Would you return every line of the listing below that has "title" in it?

## Data records
══════

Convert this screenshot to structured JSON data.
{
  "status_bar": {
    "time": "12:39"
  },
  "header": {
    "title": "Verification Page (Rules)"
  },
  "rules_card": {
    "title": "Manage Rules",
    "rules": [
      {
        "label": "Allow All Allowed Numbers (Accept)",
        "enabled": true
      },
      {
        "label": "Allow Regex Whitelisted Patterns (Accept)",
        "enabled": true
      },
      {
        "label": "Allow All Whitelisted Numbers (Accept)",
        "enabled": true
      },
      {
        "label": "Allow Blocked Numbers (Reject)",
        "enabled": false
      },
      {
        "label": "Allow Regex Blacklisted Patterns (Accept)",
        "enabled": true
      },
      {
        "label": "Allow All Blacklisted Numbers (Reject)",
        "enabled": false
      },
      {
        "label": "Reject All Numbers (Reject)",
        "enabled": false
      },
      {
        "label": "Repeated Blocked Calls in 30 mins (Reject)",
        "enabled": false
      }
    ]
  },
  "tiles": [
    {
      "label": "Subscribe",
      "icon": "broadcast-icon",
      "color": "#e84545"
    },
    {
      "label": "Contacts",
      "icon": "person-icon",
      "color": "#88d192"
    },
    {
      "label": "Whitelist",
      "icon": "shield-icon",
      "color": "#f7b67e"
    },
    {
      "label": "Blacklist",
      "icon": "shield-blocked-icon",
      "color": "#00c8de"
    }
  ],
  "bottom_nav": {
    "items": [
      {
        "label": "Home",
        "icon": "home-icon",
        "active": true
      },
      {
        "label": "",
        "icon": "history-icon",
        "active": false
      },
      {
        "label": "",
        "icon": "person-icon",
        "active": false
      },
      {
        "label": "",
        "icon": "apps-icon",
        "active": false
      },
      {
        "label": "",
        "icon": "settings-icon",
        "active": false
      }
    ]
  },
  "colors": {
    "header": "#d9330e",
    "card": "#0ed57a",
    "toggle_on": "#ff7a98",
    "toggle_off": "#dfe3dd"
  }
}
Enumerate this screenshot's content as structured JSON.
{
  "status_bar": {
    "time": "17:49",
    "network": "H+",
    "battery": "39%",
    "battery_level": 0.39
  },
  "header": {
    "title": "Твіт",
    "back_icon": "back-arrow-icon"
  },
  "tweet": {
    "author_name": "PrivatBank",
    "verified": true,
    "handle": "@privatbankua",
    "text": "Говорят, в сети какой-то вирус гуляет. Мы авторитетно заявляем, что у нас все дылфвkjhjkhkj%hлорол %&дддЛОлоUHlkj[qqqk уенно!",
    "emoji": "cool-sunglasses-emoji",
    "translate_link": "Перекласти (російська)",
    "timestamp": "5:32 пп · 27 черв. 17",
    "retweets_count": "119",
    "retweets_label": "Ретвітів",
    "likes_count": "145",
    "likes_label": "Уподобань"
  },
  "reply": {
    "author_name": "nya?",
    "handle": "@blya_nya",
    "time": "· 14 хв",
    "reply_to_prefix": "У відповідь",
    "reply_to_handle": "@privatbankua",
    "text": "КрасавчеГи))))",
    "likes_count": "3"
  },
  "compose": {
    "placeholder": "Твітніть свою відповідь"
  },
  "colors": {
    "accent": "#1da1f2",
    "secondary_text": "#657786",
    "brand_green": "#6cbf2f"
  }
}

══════

## Answer section
    "title": "Verification Page (Rules)"
    "title": "Manage Rules",
    "title": "Твіт",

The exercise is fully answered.